The success of the first LP was immense and Polydor didn’t wait long before they issued a second one, recorded as the first one between the 1st of May and the 1st of August 1965. The songs Wunderlich chose were so intimately tied to other -and greater- tenors that the German singer set himself an impossible goal: still it is better to reach for the sky than to admit defeat immediately but honourable defeat it inevitably was. Wunderlich’s clear but still German way of singing (with some explosive consonants) and his lack of warmth and heft make him no contender for Enrico Caruso in Mattinata (of course written for the Neapolitan tenor) and though there is a lot of sun in Wunderlich’s voice, it cannot be compared with the blazing shine of Corelli’s ‘O sole mio’ recorded only a few years earlier. Wunderlich next tackles Beniamino Gigli and he does well in ‘Non ti scordar di me’ (sung in German as Gigli himself did in the German version of the movie) but of course the German tenor doesn’t have the sweetness to rival the beauty of sound of the Italian from Recanati. Then it’s time to take up Joseph Schmidt and this time he comes near in that older tenor’s movie song ‘Ein Lied geht um die Welt’ as brilliance and a gleaming top are the main requisites. But in ‘Tiri tomba’ or ‘Funiculi’ one immediately once again hears the difference between Schmidt (a great tenor singing in German) and Wunderlich (a great German tenor singing): the Jewish tenor has better coloratura and so much more morbidezza in the voice. The last three items on this second CD however have Wunderlich as a clear winner.
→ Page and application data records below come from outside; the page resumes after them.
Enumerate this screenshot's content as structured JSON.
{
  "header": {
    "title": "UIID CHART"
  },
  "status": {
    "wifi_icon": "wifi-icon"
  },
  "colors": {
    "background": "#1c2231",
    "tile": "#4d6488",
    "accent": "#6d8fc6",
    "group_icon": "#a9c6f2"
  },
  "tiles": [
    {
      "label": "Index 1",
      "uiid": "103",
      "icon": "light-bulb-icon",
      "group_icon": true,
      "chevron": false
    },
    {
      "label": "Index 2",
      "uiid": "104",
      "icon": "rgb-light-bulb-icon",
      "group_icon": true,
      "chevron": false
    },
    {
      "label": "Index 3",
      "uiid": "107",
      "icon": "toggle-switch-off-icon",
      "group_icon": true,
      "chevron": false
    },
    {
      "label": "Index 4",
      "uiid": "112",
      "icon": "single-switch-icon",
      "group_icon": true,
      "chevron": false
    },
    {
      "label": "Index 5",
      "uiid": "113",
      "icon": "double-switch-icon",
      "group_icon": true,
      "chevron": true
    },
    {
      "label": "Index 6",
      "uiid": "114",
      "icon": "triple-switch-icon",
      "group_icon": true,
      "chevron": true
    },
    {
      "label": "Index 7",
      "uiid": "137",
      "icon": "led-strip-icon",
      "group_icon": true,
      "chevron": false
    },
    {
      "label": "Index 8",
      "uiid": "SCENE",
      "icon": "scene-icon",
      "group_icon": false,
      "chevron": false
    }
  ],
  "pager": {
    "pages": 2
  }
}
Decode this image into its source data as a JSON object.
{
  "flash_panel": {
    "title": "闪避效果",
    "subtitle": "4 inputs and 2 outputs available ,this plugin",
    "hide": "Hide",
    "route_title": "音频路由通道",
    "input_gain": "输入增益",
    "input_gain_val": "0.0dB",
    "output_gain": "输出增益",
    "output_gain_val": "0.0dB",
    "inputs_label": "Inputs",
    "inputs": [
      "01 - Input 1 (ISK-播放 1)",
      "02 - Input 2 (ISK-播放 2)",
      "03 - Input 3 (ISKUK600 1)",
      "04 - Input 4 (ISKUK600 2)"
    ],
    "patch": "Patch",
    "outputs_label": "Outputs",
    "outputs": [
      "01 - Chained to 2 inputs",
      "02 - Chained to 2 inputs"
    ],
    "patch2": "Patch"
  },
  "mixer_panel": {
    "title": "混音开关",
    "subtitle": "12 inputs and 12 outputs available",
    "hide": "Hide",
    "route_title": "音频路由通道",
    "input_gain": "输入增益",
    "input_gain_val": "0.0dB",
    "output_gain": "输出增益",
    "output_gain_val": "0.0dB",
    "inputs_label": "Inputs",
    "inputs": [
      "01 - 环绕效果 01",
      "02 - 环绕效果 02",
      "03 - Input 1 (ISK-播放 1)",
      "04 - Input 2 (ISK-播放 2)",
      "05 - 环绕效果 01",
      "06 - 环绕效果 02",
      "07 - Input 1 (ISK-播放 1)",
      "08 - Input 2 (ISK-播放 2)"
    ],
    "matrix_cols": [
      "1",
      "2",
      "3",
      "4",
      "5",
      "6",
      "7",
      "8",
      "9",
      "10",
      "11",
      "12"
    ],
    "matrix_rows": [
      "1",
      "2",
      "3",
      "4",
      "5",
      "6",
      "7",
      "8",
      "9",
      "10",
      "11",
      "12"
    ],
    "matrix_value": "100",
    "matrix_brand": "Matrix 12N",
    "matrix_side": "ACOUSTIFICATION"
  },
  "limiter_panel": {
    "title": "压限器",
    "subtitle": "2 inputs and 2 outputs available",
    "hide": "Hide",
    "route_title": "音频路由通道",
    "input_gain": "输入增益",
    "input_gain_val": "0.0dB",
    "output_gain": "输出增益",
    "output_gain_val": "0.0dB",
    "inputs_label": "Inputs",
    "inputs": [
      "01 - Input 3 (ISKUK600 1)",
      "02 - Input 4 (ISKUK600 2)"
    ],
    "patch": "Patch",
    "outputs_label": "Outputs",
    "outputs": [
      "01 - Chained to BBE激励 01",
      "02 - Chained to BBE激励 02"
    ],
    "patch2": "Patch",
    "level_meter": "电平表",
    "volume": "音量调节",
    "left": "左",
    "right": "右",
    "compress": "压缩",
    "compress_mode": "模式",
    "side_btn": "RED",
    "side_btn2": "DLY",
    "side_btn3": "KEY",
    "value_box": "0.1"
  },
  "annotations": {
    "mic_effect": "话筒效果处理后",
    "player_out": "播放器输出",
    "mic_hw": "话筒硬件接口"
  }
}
These are all from Jan Kiepura’s movies and the elder tenor with the harsh voice and the too open sounds is no match for the younger singer who has far more elegance and legato than his predecessor. At the time the recordings appeared some people already complained of the bad (‘Tiri tomba’ is even more than bad) arrangements, the syrupy orchestration and the little chorus in the background.

Jan Neckers, Opera Nostalgia